- **Excerpted data**:
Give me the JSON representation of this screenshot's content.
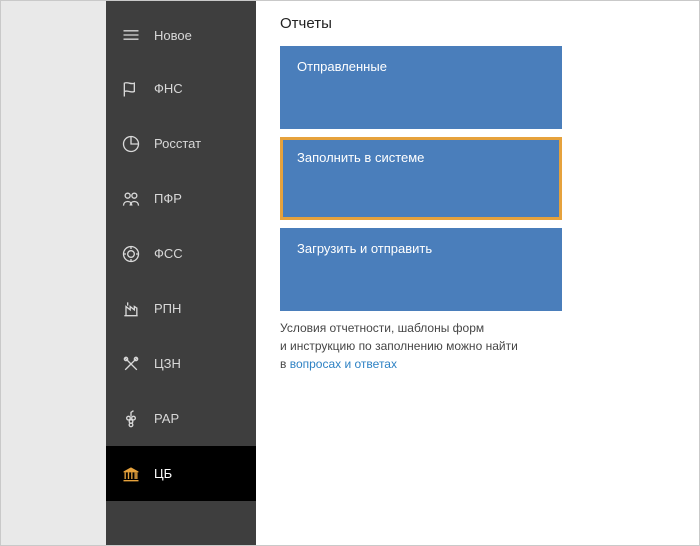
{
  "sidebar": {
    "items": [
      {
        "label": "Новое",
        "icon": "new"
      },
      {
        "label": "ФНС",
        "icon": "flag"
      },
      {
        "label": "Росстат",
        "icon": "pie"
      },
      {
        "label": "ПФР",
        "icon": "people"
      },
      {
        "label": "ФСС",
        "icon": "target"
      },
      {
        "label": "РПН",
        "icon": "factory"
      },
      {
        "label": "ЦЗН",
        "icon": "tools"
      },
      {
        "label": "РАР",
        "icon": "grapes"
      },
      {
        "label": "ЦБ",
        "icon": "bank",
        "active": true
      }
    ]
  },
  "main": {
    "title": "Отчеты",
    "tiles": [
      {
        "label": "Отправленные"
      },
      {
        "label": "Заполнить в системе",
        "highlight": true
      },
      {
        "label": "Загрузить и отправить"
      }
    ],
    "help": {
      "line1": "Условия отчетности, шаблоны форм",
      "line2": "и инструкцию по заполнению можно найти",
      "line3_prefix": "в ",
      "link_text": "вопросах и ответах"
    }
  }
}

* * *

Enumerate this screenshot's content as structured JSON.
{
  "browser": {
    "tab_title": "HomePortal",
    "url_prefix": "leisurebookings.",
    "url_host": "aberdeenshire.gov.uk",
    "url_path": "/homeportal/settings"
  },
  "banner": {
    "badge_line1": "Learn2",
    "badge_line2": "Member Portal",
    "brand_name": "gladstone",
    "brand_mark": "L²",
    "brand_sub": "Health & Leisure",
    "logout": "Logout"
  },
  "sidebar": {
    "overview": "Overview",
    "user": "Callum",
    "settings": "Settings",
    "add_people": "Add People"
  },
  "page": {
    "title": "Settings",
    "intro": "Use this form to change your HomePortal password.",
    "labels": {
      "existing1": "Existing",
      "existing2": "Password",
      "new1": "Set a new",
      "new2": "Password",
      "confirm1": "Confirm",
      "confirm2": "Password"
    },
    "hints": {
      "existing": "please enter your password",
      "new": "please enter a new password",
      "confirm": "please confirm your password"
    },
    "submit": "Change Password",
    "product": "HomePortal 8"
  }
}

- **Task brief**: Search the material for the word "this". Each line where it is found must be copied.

- **Written response**:
Give me the JSON representation of this screenshot's content.
Enumerate this screenshot's content as structured JSON.
    "intro": "Use this form to change your HomePortal password.",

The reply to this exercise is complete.